State prosecutor Gerrie Nel, who is pushing for a lengthy prison sentence, described the social worker's recommendations as "shockingly inappropriate".
Judge Thokozile Masipa will hear arguments from prosecution and defence, possibly for as long as a day each, and from psychological and probation experts before deciding on sentencing.
Earlier the court heard from Pistorius's psychologist Dr Lore Hartzenberg, who said the athlete was a caring, remorseful person who was suffering from post-traumatic stress disorder and sometimes spent sessions weeping as she held him.
"We are left with a broken man who has lost everything," Hartzenberg said, as Pistorius stared at the floor in the packed Pretoria courtroom.
Nel is due to call at least two of his own witnesses as the state pushes for a jail sentence that could be up to 15 years. Legal experts doubt, however, that judge Masipa would decide on a prison term that long.
Masipa cleared Pistorius of the more serious charge of murder, saying prosecutors had failed to prove his intent to kill when he fired four 9mm rounds through the door of a toilet in what he said was the mistaken belief an intruder was hiding behind it.
A murder conviction would have almost certainly carried a jail sentence. Culpable homicide, South Africa's equivalent of manslaughter, can be punished by anything from 15 years in jail to a suspended sentence or community service.

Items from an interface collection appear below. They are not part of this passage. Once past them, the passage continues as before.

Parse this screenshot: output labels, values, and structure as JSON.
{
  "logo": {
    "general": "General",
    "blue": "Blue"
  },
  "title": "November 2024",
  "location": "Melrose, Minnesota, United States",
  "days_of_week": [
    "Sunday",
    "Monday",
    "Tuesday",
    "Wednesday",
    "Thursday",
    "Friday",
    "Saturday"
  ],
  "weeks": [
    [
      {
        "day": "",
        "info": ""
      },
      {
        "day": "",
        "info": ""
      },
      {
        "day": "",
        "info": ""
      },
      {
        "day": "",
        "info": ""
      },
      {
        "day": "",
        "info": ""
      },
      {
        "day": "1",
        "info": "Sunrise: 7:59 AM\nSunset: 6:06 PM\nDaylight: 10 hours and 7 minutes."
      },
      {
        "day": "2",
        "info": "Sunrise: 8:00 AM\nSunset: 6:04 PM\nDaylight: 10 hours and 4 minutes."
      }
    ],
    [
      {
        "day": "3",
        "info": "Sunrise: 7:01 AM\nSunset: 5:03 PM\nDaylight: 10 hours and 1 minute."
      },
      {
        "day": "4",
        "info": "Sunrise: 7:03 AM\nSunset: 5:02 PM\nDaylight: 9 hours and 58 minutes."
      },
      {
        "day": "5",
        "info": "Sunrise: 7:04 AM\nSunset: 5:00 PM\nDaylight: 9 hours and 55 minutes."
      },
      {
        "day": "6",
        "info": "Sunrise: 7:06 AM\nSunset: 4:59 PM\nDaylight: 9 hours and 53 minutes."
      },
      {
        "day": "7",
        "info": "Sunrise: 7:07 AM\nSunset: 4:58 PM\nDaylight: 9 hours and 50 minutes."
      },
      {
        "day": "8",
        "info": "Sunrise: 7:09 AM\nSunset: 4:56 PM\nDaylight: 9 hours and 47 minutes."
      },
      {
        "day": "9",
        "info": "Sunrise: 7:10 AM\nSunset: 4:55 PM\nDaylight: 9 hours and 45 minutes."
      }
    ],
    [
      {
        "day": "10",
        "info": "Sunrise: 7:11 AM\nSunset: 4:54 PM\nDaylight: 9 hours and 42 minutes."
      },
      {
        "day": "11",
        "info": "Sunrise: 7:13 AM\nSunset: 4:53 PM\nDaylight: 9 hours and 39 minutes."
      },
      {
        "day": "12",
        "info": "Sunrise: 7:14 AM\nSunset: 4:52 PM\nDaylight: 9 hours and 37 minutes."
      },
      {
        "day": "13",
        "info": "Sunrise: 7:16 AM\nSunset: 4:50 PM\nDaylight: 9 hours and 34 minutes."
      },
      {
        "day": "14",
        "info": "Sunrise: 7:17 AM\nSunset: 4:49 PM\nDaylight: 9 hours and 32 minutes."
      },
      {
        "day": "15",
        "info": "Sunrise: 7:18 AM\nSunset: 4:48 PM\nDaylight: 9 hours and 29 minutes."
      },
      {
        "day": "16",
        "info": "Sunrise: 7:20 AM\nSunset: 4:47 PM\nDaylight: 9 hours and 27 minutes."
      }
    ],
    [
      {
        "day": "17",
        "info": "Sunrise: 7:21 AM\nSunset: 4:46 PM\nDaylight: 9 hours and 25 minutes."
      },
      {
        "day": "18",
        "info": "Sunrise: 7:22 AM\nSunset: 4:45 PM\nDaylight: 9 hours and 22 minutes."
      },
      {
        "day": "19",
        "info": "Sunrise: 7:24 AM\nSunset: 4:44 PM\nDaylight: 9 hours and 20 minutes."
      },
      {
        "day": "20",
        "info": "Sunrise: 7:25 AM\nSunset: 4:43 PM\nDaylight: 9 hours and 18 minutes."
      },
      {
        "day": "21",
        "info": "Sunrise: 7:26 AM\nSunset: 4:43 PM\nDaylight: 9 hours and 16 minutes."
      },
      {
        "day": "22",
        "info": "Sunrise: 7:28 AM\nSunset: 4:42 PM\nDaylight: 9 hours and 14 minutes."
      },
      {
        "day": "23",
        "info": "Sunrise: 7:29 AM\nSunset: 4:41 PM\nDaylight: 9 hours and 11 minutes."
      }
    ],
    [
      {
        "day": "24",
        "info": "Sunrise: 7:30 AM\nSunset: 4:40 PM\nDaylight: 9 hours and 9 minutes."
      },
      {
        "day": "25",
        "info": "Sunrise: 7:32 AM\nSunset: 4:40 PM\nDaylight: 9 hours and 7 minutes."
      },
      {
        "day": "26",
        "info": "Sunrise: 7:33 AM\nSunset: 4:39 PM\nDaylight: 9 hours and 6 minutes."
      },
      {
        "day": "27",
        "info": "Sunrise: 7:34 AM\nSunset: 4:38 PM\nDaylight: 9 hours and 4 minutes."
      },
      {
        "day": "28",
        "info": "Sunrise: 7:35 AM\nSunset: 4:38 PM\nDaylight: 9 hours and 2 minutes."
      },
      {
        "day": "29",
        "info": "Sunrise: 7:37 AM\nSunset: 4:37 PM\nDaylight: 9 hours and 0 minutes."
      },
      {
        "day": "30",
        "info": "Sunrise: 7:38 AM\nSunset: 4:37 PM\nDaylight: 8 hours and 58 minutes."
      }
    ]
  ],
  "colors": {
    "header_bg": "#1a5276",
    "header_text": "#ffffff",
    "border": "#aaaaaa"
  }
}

A stony-faced Pistorius earlier stared straight ahead as police officers escorted him into the court building. He declined to answer questions from the scrum of reporters but greeted his family inside the court with smiles and hugs.
After a dramatic six-month, on-off trial, opinion is starkly divided on the eventual outcome.
A non-custodial sentence would be likely to spark public anger, fuelling a perception among black South Africans that, 20 years after the end of apartheid, wealthy whites can still secure preferential justice.
"At the end of the day a young lady was killed and someone should pay for it," 57-year-old Mildred Lekalakala, a member of the Women's League of the ruling African National Congress, said outside the court.
The decision by 66-year-old Masipa, only the second black woman to rise to South Africa's bench, to absolve Pistorius of murder drew criticism from many legal experts and the public in a country infamous for violence, particularly against women.
Pistorius said the shooting in his upmarket Pretoria home was a tragic mistake, but at the trial prosecutors presented a written firearms licence test in which he acknowledged that using lethal force against an intruder was only allowed if there was a direct threat to a person's life.
With this in mind, as well as the questions over Masipa's ruling on intent, the state could yet decide to appeal the culpable homicide verdict in pursuit of a murder conviction.
Under South African law, an appeal cannot be launched until sentencing has been concluded.